# PROBLEM STATEMENT
Because only the text is wanted, repeat the records below exactly and omit the pictures.

[Website and app data records]
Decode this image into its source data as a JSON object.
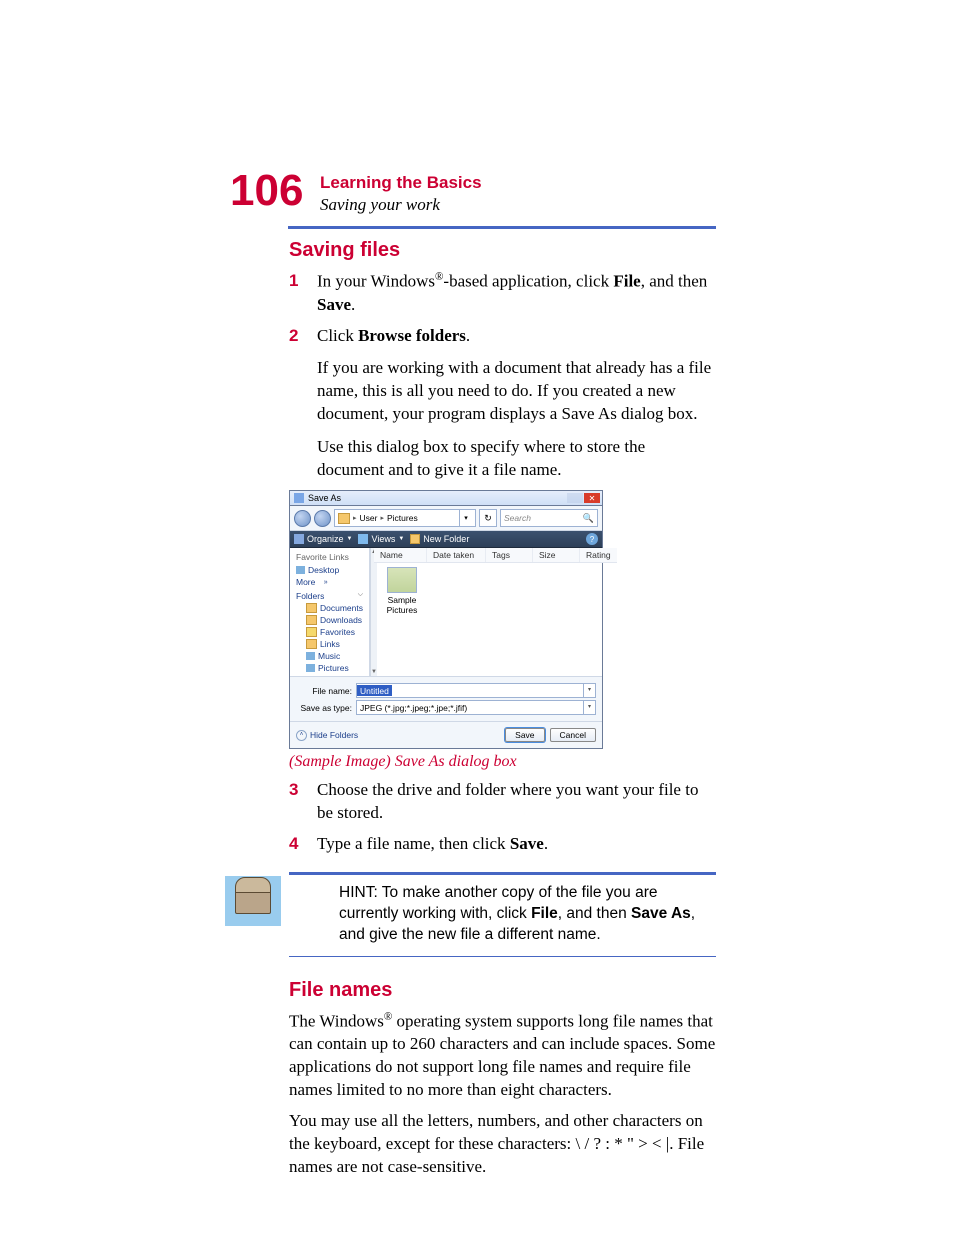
{
  "page_number": "106",
  "header": {
    "chapter": "Learning the Basics",
    "section": "Saving your work"
  },
  "section1": {
    "heading": "Saving files",
    "steps": {
      "s1": {
        "num": "1",
        "p1a": "In your Windows",
        "p1sup": "®",
        "p1b": "-based application, click ",
        "p1bold1": "File",
        "p1c": ", and then ",
        "p1bold2": "Save",
        "p1d": "."
      },
      "s2": {
        "num": "2",
        "p1a": "Click ",
        "p1bold1": "Browse folders",
        "p1b": ".",
        "p2": "If you are working with a document that already has a file name, this is all you need to do. If you created a new document, your program displays a Save As dialog box.",
        "p3": "Use this dialog box to specify where to store the document and to give it a file name."
      },
      "s3": {
        "num": "3",
        "text": "Choose the drive and folder where you want your file to be stored."
      },
      "s4": {
        "num": "4",
        "p1a": "Type a file name, then click ",
        "p1bold": "Save",
        "p1b": "."
      }
    },
    "caption": "(Sample Image) Save As dialog box"
  },
  "dialog": {
    "title": "Save As",
    "breadcrumb": {
      "seg1": "User",
      "seg2": "Pictures"
    },
    "search_placeholder": "Search",
    "toolbar": {
      "organize": "Organize",
      "views": "Views",
      "new_folder": "New Folder"
    },
    "fav_header": "Favorite Links",
    "fav": {
      "desktop": "Desktop",
      "more": "More"
    },
    "folders_header": "Folders",
    "folders": {
      "documents": "Documents",
      "downloads": "Downloads",
      "favorites": "Favorites",
      "links": "Links",
      "music": "Music",
      "pictures": "Pictures"
    },
    "columns": {
      "name": "Name",
      "date": "Date taken",
      "tags": "Tags",
      "size": "Size",
      "rating": "Rating"
    },
    "sample_item": "Sample Pictures",
    "file_name_label": "File name:",
    "file_name_value": "Untitled",
    "save_type_label": "Save as type:",
    "save_type_value": "JPEG (*.jpg;*.jpeg;*.jpe;*.jfif)",
    "hide_folders": "Hide Folders",
    "save_btn": "Save",
    "cancel_btn": "Cancel"
  },
  "hint": {
    "prefix": "HINT: To make another copy of the file you are currently working with, click ",
    "bold1": "File",
    "mid": ", and then ",
    "bold2": "Save As",
    "suffix": ", and give the new file a different name."
  },
  "section2": {
    "heading": "File names",
    "p1a": "The Windows",
    "p1sup": "®",
    "p1b": " operating system supports long file names that can contain up to 260 characters and can include spaces. Some applications do not support long file names and require file names limited to no more than eight characters.",
    "p2": "You may use all the letters, numbers, and other characters on the keyboard, except for these characters: \\ / ? : * \" > <  |. File names are not case-sensitive."
  }
}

# RESPONSE
Decode this image into its source data as a JSON object.
{
  "page_number": "106",
  "header": {
    "chapter": "Learning the Basics",
    "section": "Saving your work"
  },
  "section1": {
    "heading": "Saving files",
    "steps": {
      "s1": {
        "num": "1",
        "p1a": "In your Windows",
        "p1sup": "®",
        "p1b": "-based application, click ",
        "p1bold1": "File",
        "p1c": ", and then ",
        "p1bold2": "Save",
        "p1d": "."
      },
      "s2": {
        "num": "2",
        "p1a": "Click ",
        "p1bold1": "Browse folders",
        "p1b": ".",
        "p2": "If you are working with a document that already has a file name, this is all you need to do. If you created a new document, your program displays a Save As dialog box.",
        "p3": "Use this dialog box to specify where to store the document and to give it a file name."
      },
      "s3": {
        "num": "3",
        "text": "Choose the drive and folder where you want your file to be stored."
      },
      "s4": {
        "num": "4",
        "p1a": "Type a file name, then click ",
        "p1bold": "Save",
        "p1b": "."
      }
    },
    "caption": "(Sample Image) Save As dialog box"
  },
  "dialog": {
    "title": "Save As",
    "breadcrumb": {
      "seg1": "User",
      "seg2": "Pictures"
    },
    "search_placeholder": "Search",
    "toolbar": {
      "organize": "Organize",
      "views": "Views",
      "new_folder": "New Folder"
    },
    "fav_header": "Favorite Links",
    "fav": {
      "desktop": "Desktop",
      "more": "More"
    },
    "folders_header": "Folders",
    "folders": {
      "documents": "Documents",
      "downloads": "Downloads",
      "favorites": "Favorites",
      "links": "Links",
      "music": "Music",
      "pictures": "Pictures"
    },
    "columns": {
      "name": "Name",
      "date": "Date taken",
      "tags": "Tags",
      "size": "Size",
      "rating": "Rating"
    },
    "sample_item": "Sample Pictures",
    "file_name_label": "File name:",
    "file_name_value": "Untitled",
    "save_type_label": "Save as type:",
    "save_type_value": "JPEG (*.jpg;*.jpeg;*.jpe;*.jfif)",
    "hide_folders": "Hide Folders",
    "save_btn": "Save",
    "cancel_btn": "Cancel"
  },
  "hint": {
    "prefix": "HINT: To make another copy of the file you are currently working with, click ",
    "bold1": "File",
    "mid": ", and then ",
    "bold2": "Save As",
    "suffix": ", and give the new file a different name."
  },
  "section2": {
    "heading": "File names",
    "p1a": "The Windows",
    "p1sup": "®",
    "p1b": " operating system supports long file names that can contain up to 260 characters and can include spaces. Some applications do not support long file names and require file names limited to no more than eight characters.",
    "p2": "You may use all the letters, numbers, and other characters on the keyboard, except for these characters: \\ / ? : * \" > <  |. File names are not case-sensitive."
  }
}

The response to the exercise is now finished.